Our overheating world is likely to break a key temperature limit for the first time over the next few years, scientists predict. Global warming set to break key 1.5C limit for first time – BBC News
What has followed over the last 48 hours have been a host of stories with different takes on what this means.
Dry, impermeable ground means heavy rains are unlikely to help northern Italy after two years of drought. Italy’s deadly floods are yet another example of climate change extremes, experts say | Euronews
Climate change will endanger financial security, our personal health, and the planet we love living on. Real solutions will only come from governments that require equal participation and collaboration between all Climate change is hurting the environment — but it will hurt your wallet, too | Euronews
Fungal pathogens have long affected humans, but the threat they pose is increasing due to global warming Climate change helps dangerous fungi to better ‘infect and invade’ humans, experts warn
As the film Don’t Look Up captures, when people are faced with constant frightening news about the climate, they find it too difficult to grapple with what might happen in the future. The danger of prediction fatigue as the consequences of climate change become clearer | Climate News | Sky News

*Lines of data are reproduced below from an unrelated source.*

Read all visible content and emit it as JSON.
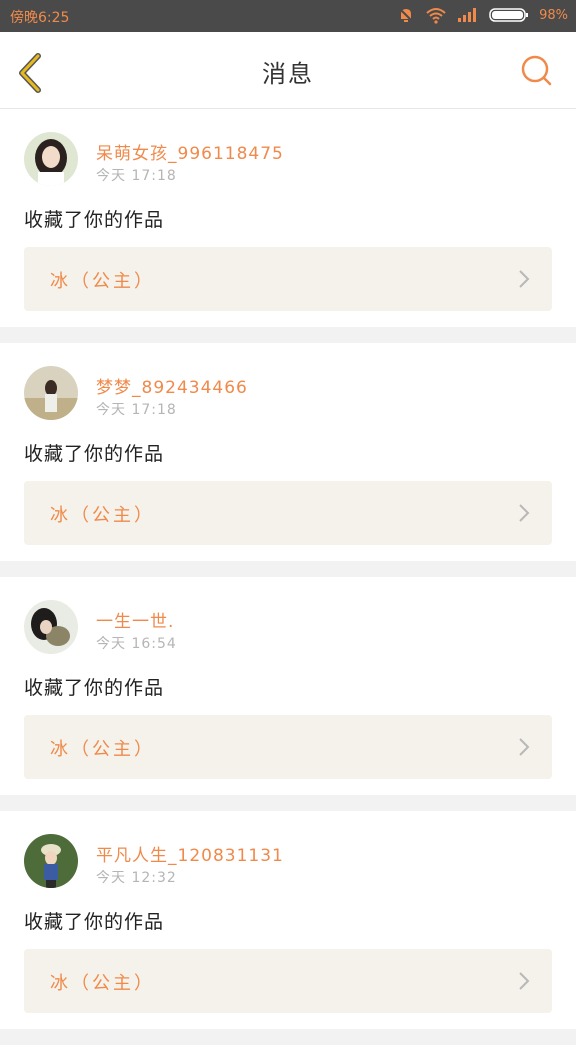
{
  "status_bar": {
    "time": "傍晚6:25",
    "battery": "98%",
    "icons": [
      "bell-off-icon",
      "wifi-icon",
      "signal-icon",
      "battery-icon"
    ]
  },
  "header": {
    "title": "消息",
    "back_icon": "chevron-left-icon",
    "search_icon": "search-icon"
  },
  "colors": {
    "accent": "#f08a4b",
    "back_arrow": "#e8b91c",
    "card_bg": "#f4f2ea"
  },
  "messages": [
    {
      "username": "呆萌女孩_996118475",
      "time": "今天  17:18",
      "action": "收藏了你的作品",
      "work_title": "冰（公主）"
    },
    {
      "username": "梦梦_892434466",
      "time": "今天  17:18",
      "action": "收藏了你的作品",
      "work_title": "冰（公主）"
    },
    {
      "username": "一生一世.",
      "time": "今天  16:54",
      "action": "收藏了你的作品",
      "work_title": "冰（公主）"
    },
    {
      "username": "平凡人生_120831131",
      "time": "今天  12:32",
      "action": "收藏了你的作品",
      "work_title": "冰（公主）"
    }
  ]
}
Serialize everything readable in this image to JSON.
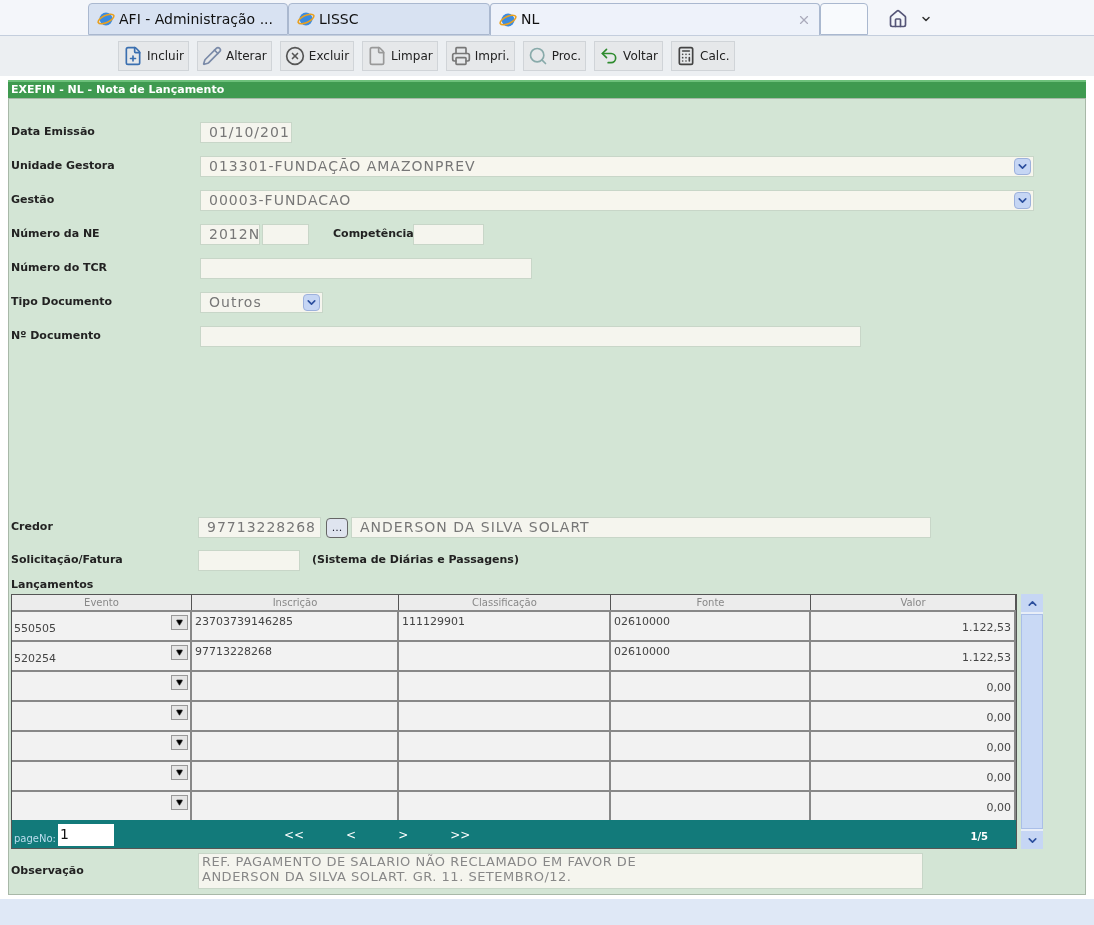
{
  "browser_tabs": [
    {
      "label": "AFI - Administração ...",
      "selected": false
    },
    {
      "label": "LISSC",
      "selected": false
    },
    {
      "label": "NL",
      "selected": true
    }
  ],
  "toolbar": [
    "Incluir",
    "Alterar",
    "Excluir",
    "Limpar",
    "Impri.",
    "Proc.",
    "Voltar",
    "Calc."
  ],
  "form": {
    "title": "EXEFIN - NL - Nota de Lançamento",
    "fields": [
      {
        "kind": "date",
        "label": "Data Emissão",
        "value": "01/10/201"
      },
      {
        "kind": "select",
        "label": "Unidade Gestora",
        "value": "013301-FUNDAÇÃO AMAZONPREV"
      },
      {
        "kind": "select",
        "label": "Gestão",
        "value": "00003-FUNDACAO"
      },
      {
        "kind": "ne",
        "label": "Número da NE",
        "value": "2012N",
        "extra_label": "Competência"
      },
      {
        "kind": "medium",
        "label": "Número do TCR"
      },
      {
        "kind": "small-select",
        "label": "Tipo Documento",
        "value": "Outros"
      },
      {
        "kind": "long",
        "label": "Nº Documento"
      }
    ],
    "credor": {
      "label": "Credor",
      "code": "97713228268",
      "button": "...",
      "name": "ANDERSON DA SILVA SOLART"
    },
    "solicitacao": {
      "label": "Solicitação/Fatura",
      "note": "(Sistema de Diárias e Passagens)"
    },
    "lancamentos": {
      "title": "Lançamentos",
      "columns": [
        "Evento",
        "Inscrição",
        "Classificação",
        "Fonte",
        "Valor"
      ],
      "rows": [
        {
          "evento": "550505",
          "inscricao": "23703739146285",
          "classificacao": "111129901",
          "fonte": "02610000",
          "valor": "1.122,53"
        },
        {
          "evento": "520254",
          "inscricao": "97713228268",
          "fonte": "02610000",
          "valor": "1.122,53"
        },
        {
          "valor": "0,00"
        },
        {
          "valor": "0,00"
        },
        {
          "valor": "0,00"
        },
        {
          "valor": "0,00"
        },
        {
          "valor": "0,00"
        }
      ],
      "pager": {
        "label": "pageNo:",
        "page": "1",
        "buttons": [
          "<<",
          "<",
          ">",
          ">>"
        ],
        "count": "1/5"
      }
    },
    "observacao": {
      "label": "Observação",
      "value": "REF. PAGAMENTO DE SALARIO NÃO RECLAMADO EM FAVOR DE\nANDERSON DA SILVA SOLART. GR. 11. SETEMBRO/12."
    }
  }
}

The clock is ticking to restore our relationship with nature to one that is mutually beneficial, not detrimental to our existence Is climate change causing a resurgence in infectious diseases?
In Water Saving Week, Minister for Climate Change Julie James is appealing to everyone in Wales to be conscious of their water use as we approach summer. Minister for Climate Change asks Wales to be ‘water aware’ as Drought Liaison Group prepares for summer | GOV.WALES
A multi-billion dollar reparations scheme has been proposed for fossil fuel companies to atone for the damage caused by their greenhouse gas emissions Study: Fossil fuel firms owe $209bn a year for climate damage
The world is not a stable place. Conflicts, both civil and international, as well as deglobalisation and the looming threat of climate change, are just some of the things that have the potential to radically disrupt the food system. Military conflict, deglobalisation and climate change – The future of feeding the world
Shell and Glencore are braced for gruelling annual meetings next week as they struggle to balance pressure to drive profits alongside calls to tackle the climate crisis more vigorously. Glencore and Shell facing green backlash | This is Money